Because these days, bathrooms and chips incorporate a huge number of IP blocks and the process of tracking down the final candidates, reworking the design over and over to see how each candidate fits in, then making the final selection, confirming with each IP vendor that the price and availability of their particular block meets your design budget and schedule, then nailing down the finished design, actually ordering and paying for the IP that will go into the design, and crossing your fingers that nothing untowards has happened between the moment you made your final part/IP selection and the moment the vendor’s supposed to pony up the goods.
The process of creating a bathroom or chip design that includes a great deal of IP is really complex. It requires a lot of shopping, validating, purchasing, receiving and integrating IP into the design.
February 23rd, 2017 by Peggy Aycinena
When we spoke on the phone about the announcement, I asked Oski VP of Applications Engineering Roger Sabbagh why now for this product release. He said: “I personally have been working in Formal since the year 2000, back when I joined 0-In, and over the years I’ve learned that formal adoption grows slowly.
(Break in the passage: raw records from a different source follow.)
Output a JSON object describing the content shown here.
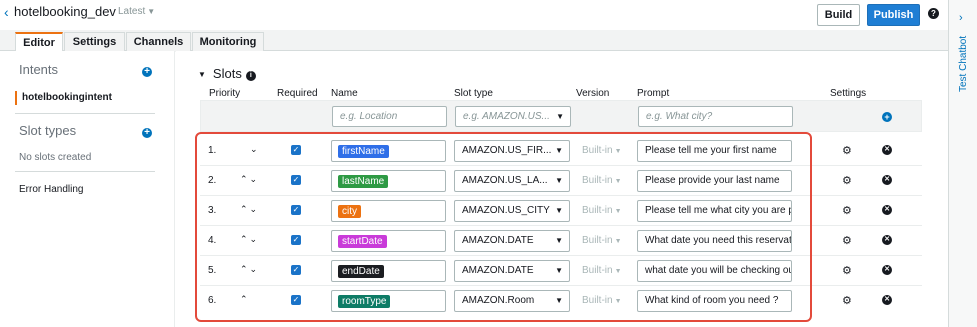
{
  "header": {
    "bot_name": "hotelbooking_dev",
    "version_selector": "Latest",
    "build_label": "Build",
    "publish_label": "Publish",
    "help_icon": "?"
  },
  "tabs": [
    {
      "label": "Editor",
      "active": true
    },
    {
      "label": "Settings",
      "active": false
    },
    {
      "label": "Channels",
      "active": false
    },
    {
      "label": "Monitoring",
      "active": false
    }
  ],
  "sidebar": {
    "intents_heading": "Intents",
    "intent_item": "hotelbookingintent",
    "slot_types_heading": "Slot types",
    "slot_types_empty": "No slots created",
    "error_handling": "Error Handling"
  },
  "slots": {
    "title": "Slots",
    "columns": {
      "priority": "Priority",
      "required": "Required",
      "name": "Name",
      "slot_type": "Slot type",
      "version": "Version",
      "prompt": "Prompt",
      "settings": "Settings"
    },
    "new_slot": {
      "name_placeholder": "e.g. Location",
      "type_placeholder": "e.g. AMAZON.US...",
      "prompt_placeholder": "e.g. What city?"
    },
    "rows": [
      {
        "priority": "1.",
        "arrows": "⌄",
        "required": true,
        "name": "firstName",
        "chip_color": "#2f6fe8",
        "slot_type": "AMAZON.US_FIR...",
        "version": "Built-in",
        "prompt": "Please tell me your first name"
      },
      {
        "priority": "2.",
        "arrows": "⌃⌄",
        "required": true,
        "name": "lastName",
        "chip_color": "#2e9a44",
        "slot_type": "AMAZON.US_LA...",
        "version": "Built-in",
        "prompt": "Please provide your last name"
      },
      {
        "priority": "3.",
        "arrows": "⌃⌄",
        "required": true,
        "name": "city",
        "chip_color": "#ec7211",
        "slot_type": "AMAZON.US_CITY",
        "version": "Built-in",
        "prompt": "Please tell me what city you are pla"
      },
      {
        "priority": "4.",
        "arrows": "⌃⌄",
        "required": true,
        "name": "startDate",
        "chip_color": "#c93bd9",
        "slot_type": "AMAZON.DATE",
        "version": "Built-in",
        "prompt": "What date you need this reservatio"
      },
      {
        "priority": "5.",
        "arrows": "⌃⌄",
        "required": true,
        "name": "endDate",
        "chip_color": "#1b1d21",
        "slot_type": "AMAZON.DATE",
        "version": "Built-in",
        "prompt": "what date you will be checking out"
      },
      {
        "priority": "6.",
        "arrows": "⌃",
        "required": true,
        "name": "roomType",
        "chip_color": "#0e7c66",
        "slot_type": "AMAZON.Room",
        "version": "Built-in",
        "prompt": "What kind of room you need ?"
      }
    ]
  },
  "chatbot_rail": {
    "label": "Test Chatbot"
  },
  "icons": {
    "back": "chevron-left-icon",
    "help": "help-icon",
    "info": "info-icon",
    "add": "plus-circle-icon",
    "settings": "gear-icon",
    "remove": "remove-circle-icon",
    "check": "checkbox-checked-icon"
  },
  "colors": {
    "accent_orange": "#ec7211",
    "primary_blue": "#1f7ed4",
    "highlight_red": "#e34a3b"
  }
}
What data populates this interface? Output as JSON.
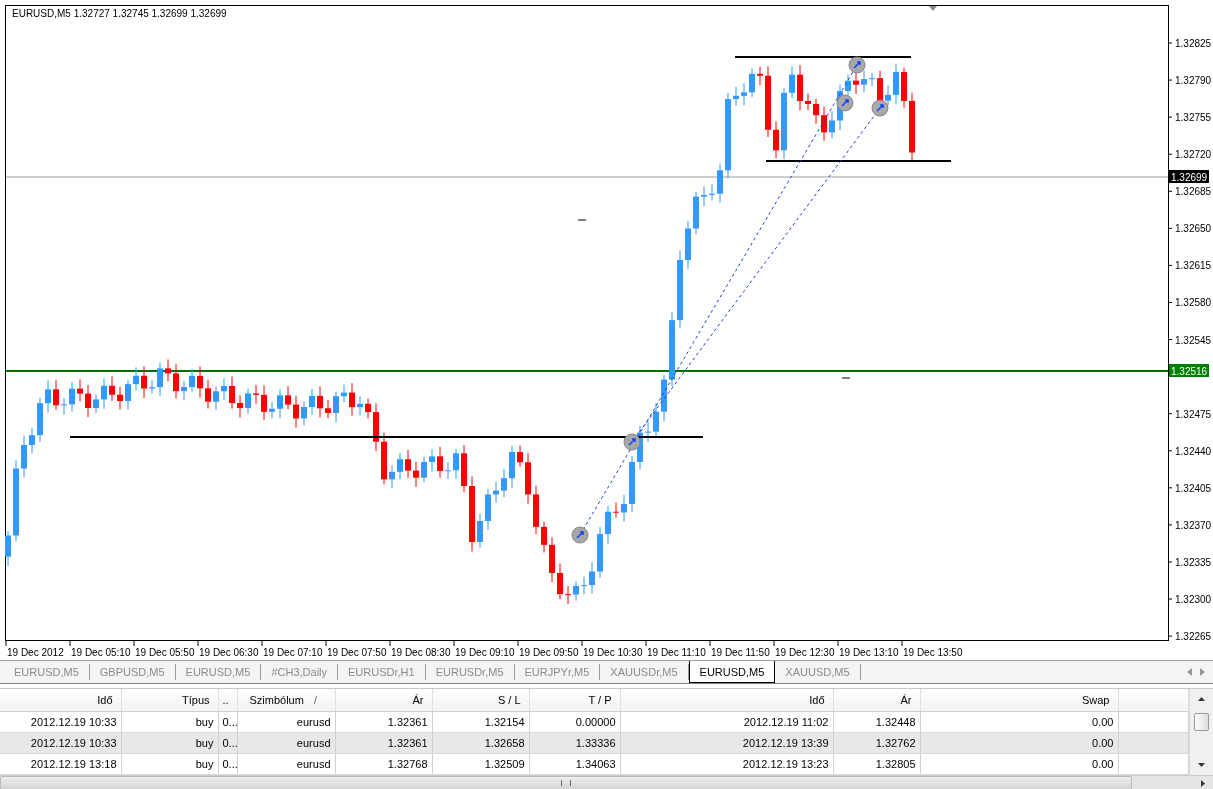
{
  "chart": {
    "header": "EURUSD,M5  1.32727 1.32745 1.32699 1.32699",
    "price_axis": [
      "1.32825",
      "1.32790",
      "1.32755",
      "1.32720",
      "1.32685",
      "1.32650",
      "1.32615",
      "1.32580",
      "1.32545",
      "1.32475",
      "1.32440",
      "1.32405",
      "1.32370",
      "1.32335",
      "1.32300",
      "1.32265"
    ],
    "price_markers": [
      {
        "label": "1.32699",
        "color": "#000000"
      },
      {
        "label": "1.32516",
        "color": "#008000"
      }
    ],
    "time_axis": [
      "19 Dec 2012",
      "19 Dec 05:10",
      "19 Dec 05:50",
      "19 Dec 06:30",
      "19 Dec 07:10",
      "19 Dec 07:50",
      "19 Dec 08:30",
      "19 Dec 09:10",
      "19 Dec 09:50",
      "19 Dec 10:30",
      "19 Dec 11:10",
      "19 Dec 11:50",
      "19 Dec 12:30",
      "19 Dec 13:10",
      "19 Dec 13:50"
    ]
  },
  "tabs": [
    {
      "label": "EURUSD,M5",
      "selected": false
    },
    {
      "label": "GBPUSD,M5",
      "selected": false
    },
    {
      "label": "EURUSD,M5",
      "selected": false
    },
    {
      "label": "#CH3,Daily",
      "selected": false
    },
    {
      "label": "EURUSDr,H1",
      "selected": false
    },
    {
      "label": "EURUSDr,M5",
      "selected": false
    },
    {
      "label": "EURJPYr,M5",
      "selected": false
    },
    {
      "label": "XAUUSDr,M5",
      "selected": false
    },
    {
      "label": "EURUSD,M5",
      "selected": true
    },
    {
      "label": "XAUUSD,M5",
      "selected": false
    }
  ],
  "table": {
    "columns": [
      {
        "label": "Idő"
      },
      {
        "label": "Típus"
      },
      {
        "label": ".."
      },
      {
        "label": "Szimbólum",
        "sort_indicator": "/"
      },
      {
        "label": "Ár"
      },
      {
        "label": "S / L"
      },
      {
        "label": "T / P"
      },
      {
        "label": "Idő"
      },
      {
        "label": "Ár"
      },
      {
        "label": "Swap"
      }
    ],
    "rows": [
      [
        "2012.12.19 10:33",
        "buy",
        "0...",
        "eurusd",
        "1.32361",
        "1.32154",
        "0.00000",
        "2012.12.19 11:02",
        "1.32448",
        "0.00"
      ],
      [
        "2012.12.19 10:33",
        "buy",
        "0...",
        "eurusd",
        "1.32361",
        "1.32658",
        "1.33336",
        "2012.12.19 13:39",
        "1.32762",
        "0.00"
      ],
      [
        "2012.12.19 13:18",
        "buy",
        "0...",
        "eurusd",
        "1.32768",
        "1.32509",
        "1.34063",
        "2012.12.19 13:23",
        "1.32805",
        "0.00"
      ]
    ]
  }
}
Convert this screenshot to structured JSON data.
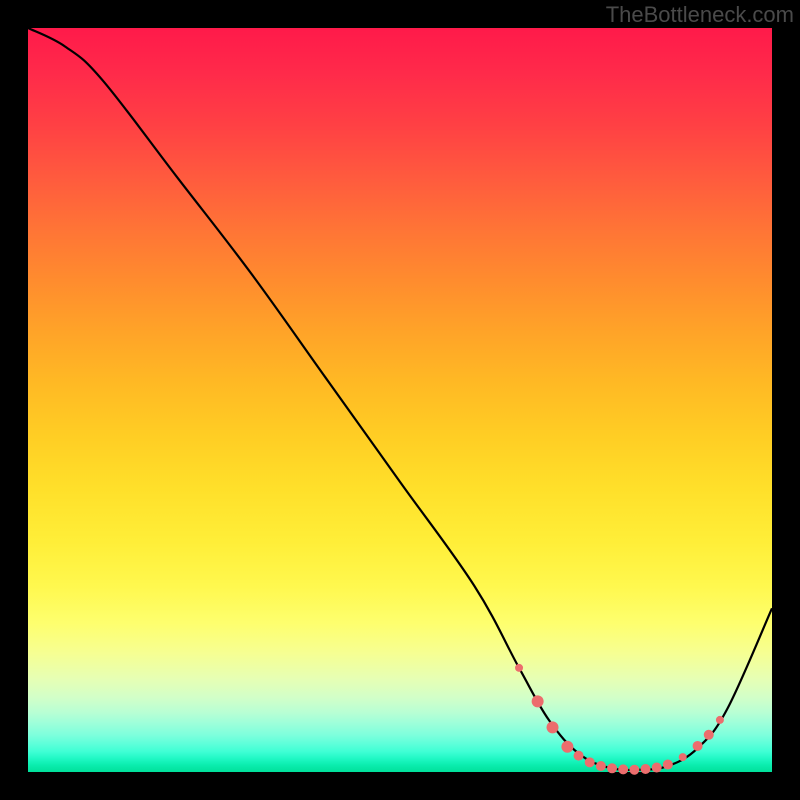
{
  "watermark": "TheBottleneck.com",
  "chart_data": {
    "type": "line",
    "title": "",
    "xlabel": "",
    "ylabel": "",
    "xlim": [
      0,
      100
    ],
    "ylim": [
      0,
      100
    ],
    "grid": false,
    "curve": [
      {
        "x": 0,
        "y": 100
      },
      {
        "x": 5,
        "y": 97.5
      },
      {
        "x": 10,
        "y": 93
      },
      {
        "x": 20,
        "y": 80
      },
      {
        "x": 30,
        "y": 67
      },
      {
        "x": 40,
        "y": 53
      },
      {
        "x": 50,
        "y": 39
      },
      {
        "x": 60,
        "y": 25
      },
      {
        "x": 66,
        "y": 14
      },
      {
        "x": 70,
        "y": 7
      },
      {
        "x": 74,
        "y": 2.5
      },
      {
        "x": 78,
        "y": 0.6
      },
      {
        "x": 82,
        "y": 0.3
      },
      {
        "x": 86,
        "y": 0.8
      },
      {
        "x": 90,
        "y": 3.2
      },
      {
        "x": 94,
        "y": 8.5
      },
      {
        "x": 100,
        "y": 22
      }
    ],
    "markers": [
      {
        "x": 66.0,
        "y": 14.0,
        "r": 4
      },
      {
        "x": 68.5,
        "y": 9.5,
        "r": 6
      },
      {
        "x": 70.5,
        "y": 6.0,
        "r": 6
      },
      {
        "x": 72.5,
        "y": 3.4,
        "r": 6
      },
      {
        "x": 74.0,
        "y": 2.2,
        "r": 5
      },
      {
        "x": 75.5,
        "y": 1.3,
        "r": 5
      },
      {
        "x": 77.0,
        "y": 0.8,
        "r": 5
      },
      {
        "x": 78.5,
        "y": 0.5,
        "r": 5
      },
      {
        "x": 80.0,
        "y": 0.35,
        "r": 5
      },
      {
        "x": 81.5,
        "y": 0.3,
        "r": 5
      },
      {
        "x": 83.0,
        "y": 0.4,
        "r": 5
      },
      {
        "x": 84.5,
        "y": 0.6,
        "r": 5
      },
      {
        "x": 86.0,
        "y": 1.0,
        "r": 5
      },
      {
        "x": 88.0,
        "y": 2.0,
        "r": 4
      },
      {
        "x": 90.0,
        "y": 3.5,
        "r": 5
      },
      {
        "x": 91.5,
        "y": 5.0,
        "r": 5
      },
      {
        "x": 93.0,
        "y": 7.0,
        "r": 4
      }
    ],
    "marker_color": "#ec6d6d",
    "line_color": "#000000"
  }
}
“Yet although there has never been a knee in the curve, we have seen some important developments in the industry. Synopsys developed PC Formal and Cadence bought Jasper, both indicating that Formal is catching on slowly but surely.”
February 16th, 2017 by Peggy Aycinena
Over the course of the hour, the six speakers outlined their different visions of the technical roadmap that must be pursued to achieve fully autonomous cars. Of the six speakers, however, only three actually attempted to answer the panel prompt and their answers were wildly disparate.
So when will we stop driving our cars? 1) It’s impossible to know. 2) Not until 2030. 3) We already are beginning to stop driving our cars.
The panel was moderated by a senior Intel engineer, heavily involved in the company’s newly organized business unit specifically focused on autonomous driving systems.
February 9th, 2017 by Peggy Aycinena
When Pierce and I spoke by phone on Tuesday about his election, he noted the unique circumstances of his new leadership role: “When I joined the board several years ago, it was with the intention to add a new point of view to what was then the EDA Consortium, to help the organization reflect the emerging reality of what was happening in the marketplace with respect to IP companies.
“In some ways, the IP companies consider themselves to be a necessary evil. Every chip developed today involves some sort of third-party IP, so having a place on the Board of the ESD Alliance is essential.”